Squash

YEs we know how to Party, yes squashers do,  that is for certain, my liver knows!!!!
Baltimore cup 039
Good looking group above and poor player below

 

 

 

A Message from Bob Travers

Captain Emeritus

In 1948 Ambassador William H.G. FitzGerald founded a squash competition between the very best squash singles players from the Washington DC area and their counter points from Baltimore. The event is recognized as the oldest continuously played intra-city squash match in the United States and was recently mentioned in Squash magazine as an integral part of squash development in the United States.  In the early days it was wooden racquets and the large (very hard) green diamond ball the use of which covered side and front court walls with such innumerable black marks that they had to be scrubbed away more than once a season.   The participants were members of either the University Club in Washington, D.C. or the Maryland Club in Baltimore.  Now, the FitzGerald Cup is all softball and team members truly reflect the best players from both diverse squash communities.

Each team is comprised of thirteen members plus its Captain who may or may not play.  Seven team members play in the Open division.  Six team members play in progressive age brackets.  The champion team and holder of the Fitzgerald Cup for that year is simply the team that wins the most matches.  Players who have represented their city five times have their names permenantly engraved on the trophy.

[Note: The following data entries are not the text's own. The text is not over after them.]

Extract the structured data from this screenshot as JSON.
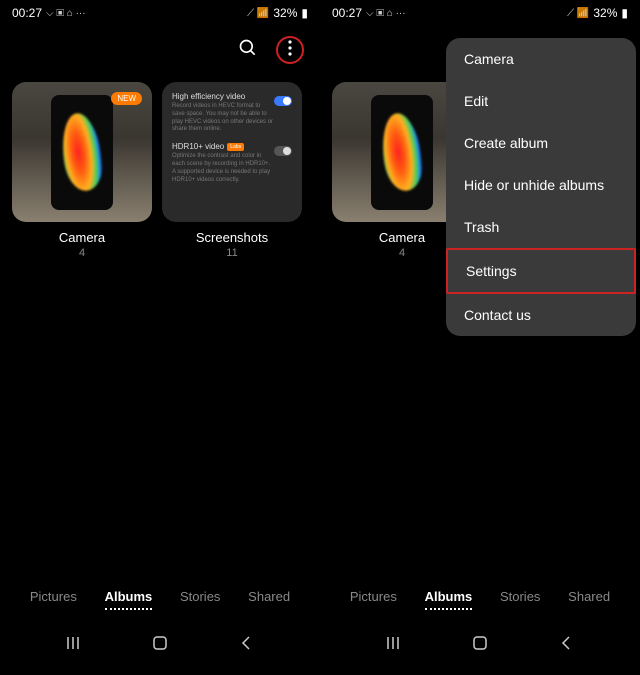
{
  "status": {
    "time": "00:27",
    "left_icons": "⌵ ▣ ⌂ ···",
    "right_icons": "⟋ 📶",
    "battery": "32%",
    "battery_icon": "▮"
  },
  "left_panel": {
    "albums": [
      {
        "label": "Camera",
        "count": "4",
        "badge": "NEW"
      },
      {
        "label": "Screenshots",
        "count": "11"
      }
    ],
    "screenshot_settings": {
      "hev": {
        "title": "High efficiency video",
        "desc": "Record videos in HEVC format to save space. You may not be able to play HEVC videos on other devices or share them online."
      },
      "hdr": {
        "title": "HDR10+ video",
        "badge": "Labs",
        "desc": "Optimize the contrast and color in each scene by recording in HDR10+. A supported device is needed to play HDR10+ videos correctly."
      }
    }
  },
  "right_panel": {
    "albums": [
      {
        "label": "Camera",
        "count": "4"
      }
    ],
    "menu": [
      "Camera",
      "Edit",
      "Create album",
      "Hide or unhide albums",
      "Trash",
      "Settings",
      "Contact us"
    ]
  },
  "tabs": [
    "Pictures",
    "Albums",
    "Stories",
    "Shared"
  ],
  "active_tab": "Albums"
}
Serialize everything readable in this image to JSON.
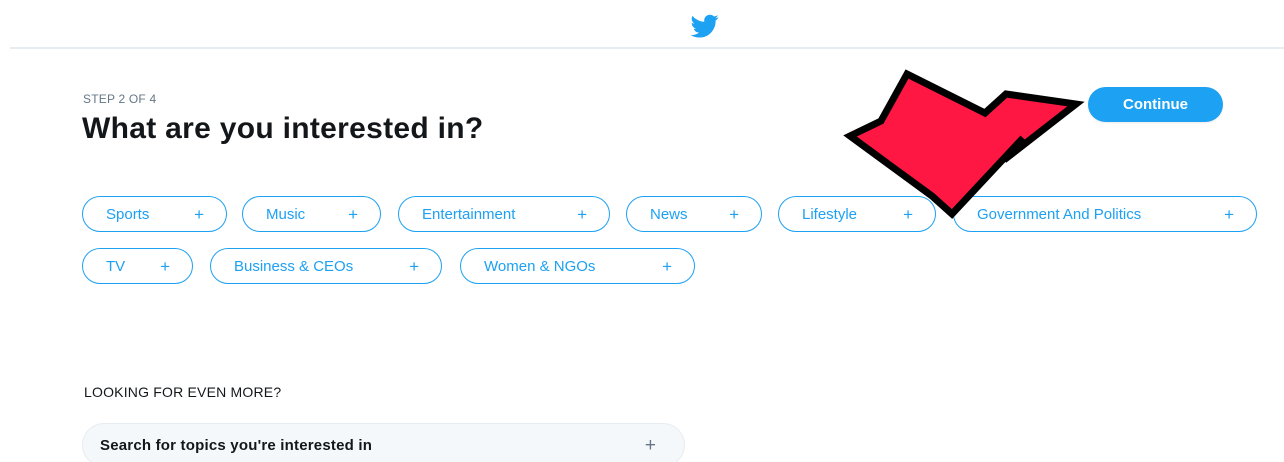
{
  "header": {
    "logo_icon": "twitter-bird-icon",
    "brand_color": "#1da1f2"
  },
  "onboarding": {
    "step_label": "STEP 2 OF 4",
    "title": "What are you interested in?",
    "continue_label": "Continue"
  },
  "topics": [
    {
      "label": "Sports",
      "plus": "+"
    },
    {
      "label": "Music",
      "plus": "+"
    },
    {
      "label": "Entertainment",
      "plus": "+"
    },
    {
      "label": "News",
      "plus": "+"
    },
    {
      "label": "Lifestyle",
      "plus": "+"
    },
    {
      "label": "Government And Politics",
      "plus": "+"
    },
    {
      "label": "TV",
      "plus": "+"
    },
    {
      "label": "Business & CEOs",
      "plus": "+"
    },
    {
      "label": "Women & NGOs",
      "plus": "+"
    }
  ],
  "more": {
    "heading": "LOOKING FOR EVEN MORE?",
    "search_placeholder": "Search for topics you're interested in",
    "search_plus": "+"
  },
  "annotation": {
    "arrow_color": "#ff1744",
    "arrow_outline": "#000000"
  }
}
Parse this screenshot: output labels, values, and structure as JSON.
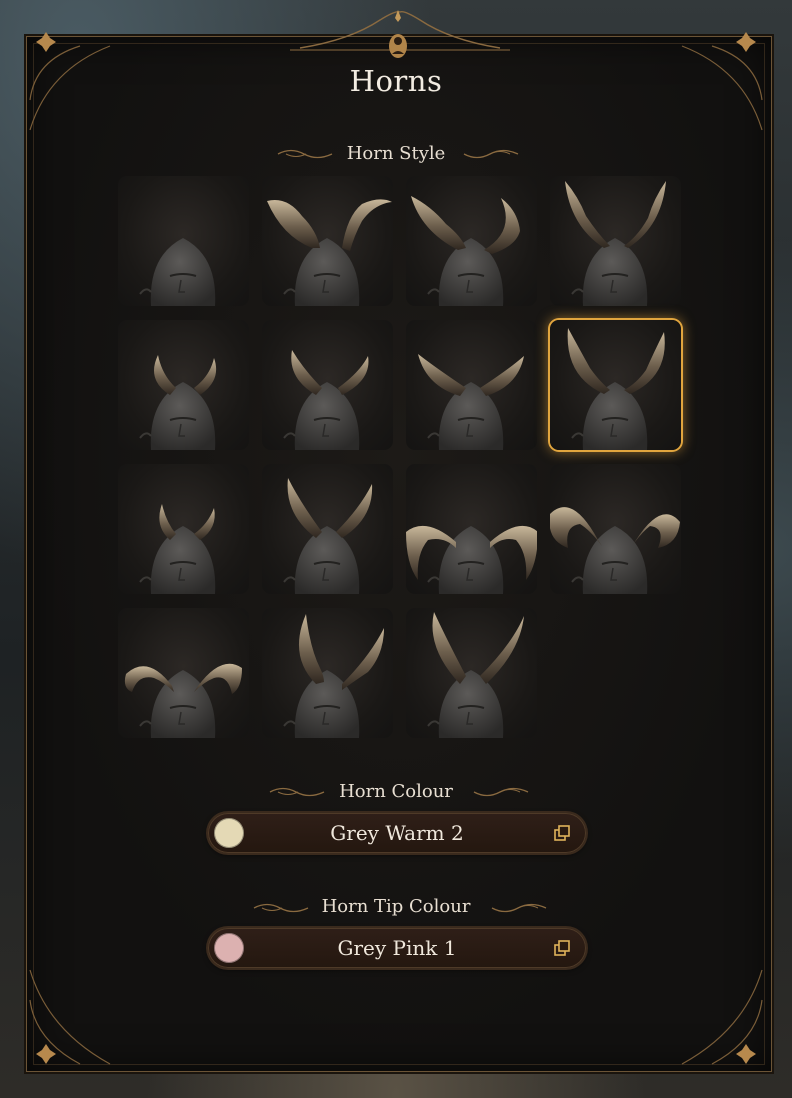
{
  "panel": {
    "title": "Horns"
  },
  "horn_style": {
    "label": "Horn Style",
    "selected_index": 7,
    "options": [
      {
        "style": "none"
      },
      {
        "style": "curled-twisted"
      },
      {
        "style": "sweeping-ridged"
      },
      {
        "style": "tall-spiked"
      },
      {
        "style": "short-curved"
      },
      {
        "style": "medium-swept"
      },
      {
        "style": "wide-swept"
      },
      {
        "style": "tall-curved"
      },
      {
        "style": "small-ridged"
      },
      {
        "style": "upright-ridged"
      },
      {
        "style": "ram-wide"
      },
      {
        "style": "ram-heavy"
      },
      {
        "style": "ram-low"
      },
      {
        "style": "long-arched"
      },
      {
        "style": "long-straight"
      }
    ]
  },
  "horn_colour": {
    "label": "Horn Colour",
    "value": "Grey Warm 2",
    "swatch": "#e4d9b5"
  },
  "horn_tip_colour": {
    "label": "Horn Tip Colour",
    "value": "Grey Pink 1",
    "swatch": "#dcb1b0"
  },
  "colors": {
    "accent": "#e1a53e",
    "frame": "#6b5436"
  },
  "icons": {
    "top_emblem": "portrait-emblem-icon",
    "picker_action": "copy-icon"
  }
}
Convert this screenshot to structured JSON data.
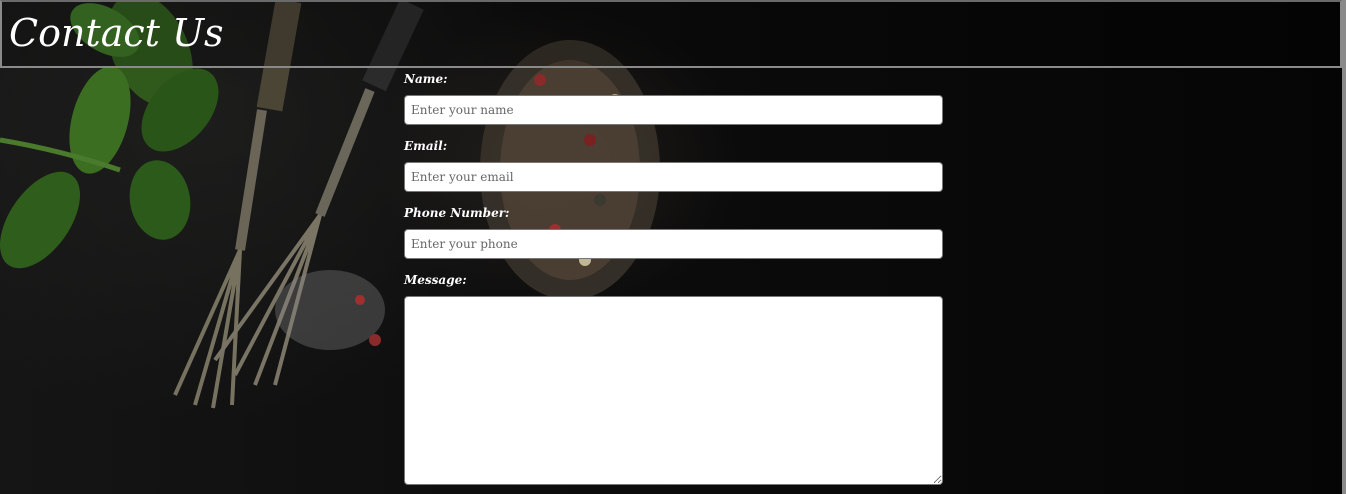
{
  "header": {
    "title": "Contact Us"
  },
  "form": {
    "name": {
      "label": "Name:",
      "placeholder": "Enter your name",
      "value": ""
    },
    "email": {
      "label": "Email:",
      "placeholder": "Enter your email",
      "value": ""
    },
    "phone": {
      "label": "Phone Number:",
      "placeholder": "Enter your phone",
      "value": ""
    },
    "message": {
      "label": "Message:",
      "value": ""
    }
  },
  "colors": {
    "background": "#0a0a0a",
    "text": "#ffffff",
    "border": "#8a8a8a",
    "input_bg": "#ffffff"
  }
}
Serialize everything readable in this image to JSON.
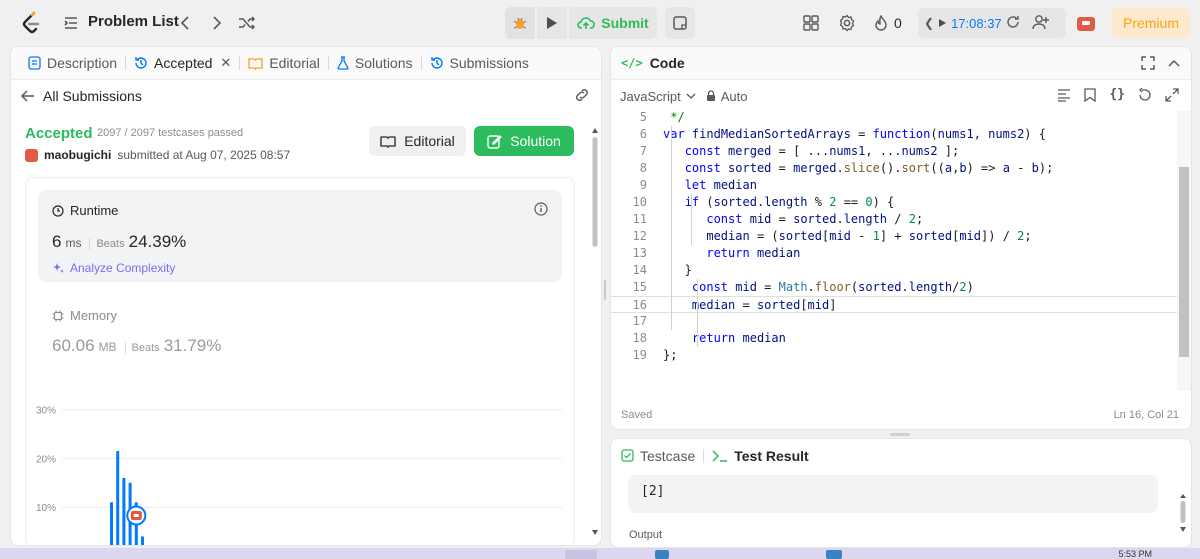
{
  "topbar": {
    "problem_list": "Problem List",
    "submit": "Submit",
    "streak_count": "0",
    "timer": "17:08:37",
    "premium": "Premium"
  },
  "left": {
    "tabs": [
      {
        "label": "Description"
      },
      {
        "label": "Accepted"
      },
      {
        "label": "Editorial"
      },
      {
        "label": "Solutions"
      },
      {
        "label": "Submissions"
      }
    ],
    "all_submissions": "All Submissions",
    "status": "Accepted",
    "testcases": "2097 / 2097 testcases passed",
    "username": "maobugichi",
    "submitted_at": "submitted at Aug 07, 2025 08:57",
    "editorial_btn": "Editorial",
    "solution_btn": "Solution",
    "runtime": {
      "title": "Runtime",
      "value": "6",
      "unit": "ms",
      "beats_label": "Beats",
      "beats": "24.39%",
      "analyze": "Analyze Complexity"
    },
    "memory": {
      "title": "Memory",
      "value": "60.06",
      "unit": "MB",
      "beats_label": "Beats",
      "beats": "31.79%"
    }
  },
  "chart_data": {
    "type": "bar",
    "y_ticks": [
      "30%",
      "20%",
      "10%"
    ],
    "ylim": [
      0,
      30
    ],
    "values": [
      11,
      21.5,
      16,
      15,
      11,
      4,
      1
    ],
    "your_submission_index": 4,
    "color": "#007aff"
  },
  "code": {
    "title": "Code",
    "language": "JavaScript",
    "mode": "Auto",
    "saved": "Saved",
    "position": "Ln 16, Col 21",
    "lines": [
      {
        "n": "5",
        "text": " */"
      },
      {
        "n": "6",
        "text": "var findMedianSortedArrays = function(nums1, nums2) {"
      },
      {
        "n": "7",
        "text": "   const merged = [ ...nums1, ...nums2 ];"
      },
      {
        "n": "8",
        "text": "   const sorted = merged.slice().sort((a,b) => a - b);"
      },
      {
        "n": "9",
        "text": "   let median"
      },
      {
        "n": "10",
        "text": "   if (sorted.length % 2 == 0) {"
      },
      {
        "n": "11",
        "text": "      const mid = sorted.length / 2;"
      },
      {
        "n": "12",
        "text": "      median = (sorted[mid - 1] + sorted[mid]) / 2;"
      },
      {
        "n": "13",
        "text": "      return median"
      },
      {
        "n": "14",
        "text": "   }"
      },
      {
        "n": "15",
        "text": "    const mid = Math.floor(sorted.length/2)"
      },
      {
        "n": "16",
        "text": "    median = sorted[mid]"
      },
      {
        "n": "17",
        "text": ""
      },
      {
        "n": "18",
        "text": "    return median"
      },
      {
        "n": "19",
        "text": "};"
      }
    ]
  },
  "test": {
    "testcase_tab": "Testcase",
    "result_tab": "Test Result",
    "result_value": "[2]",
    "output_label": "Output"
  },
  "taskbar": {
    "time": "5:53 PM"
  }
}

The first FitzGerald Cup was played at the University Club and in the following year (1949) the Maryland Club was the host.  Since then, play has alternated between the two cities, normally the first or second Saturday of January.  The only exception was 1997 when for a second year in a row the FitzGerald Cup was played in Baltimore.  Ambassador FitzGerald requested this so that the 50th anniversary event could be held in his hometown.  Over one hundred people attended the 50th anniversary matches and the commemoration party hosted by the ambassador and his wife at their Washington, D.C. home.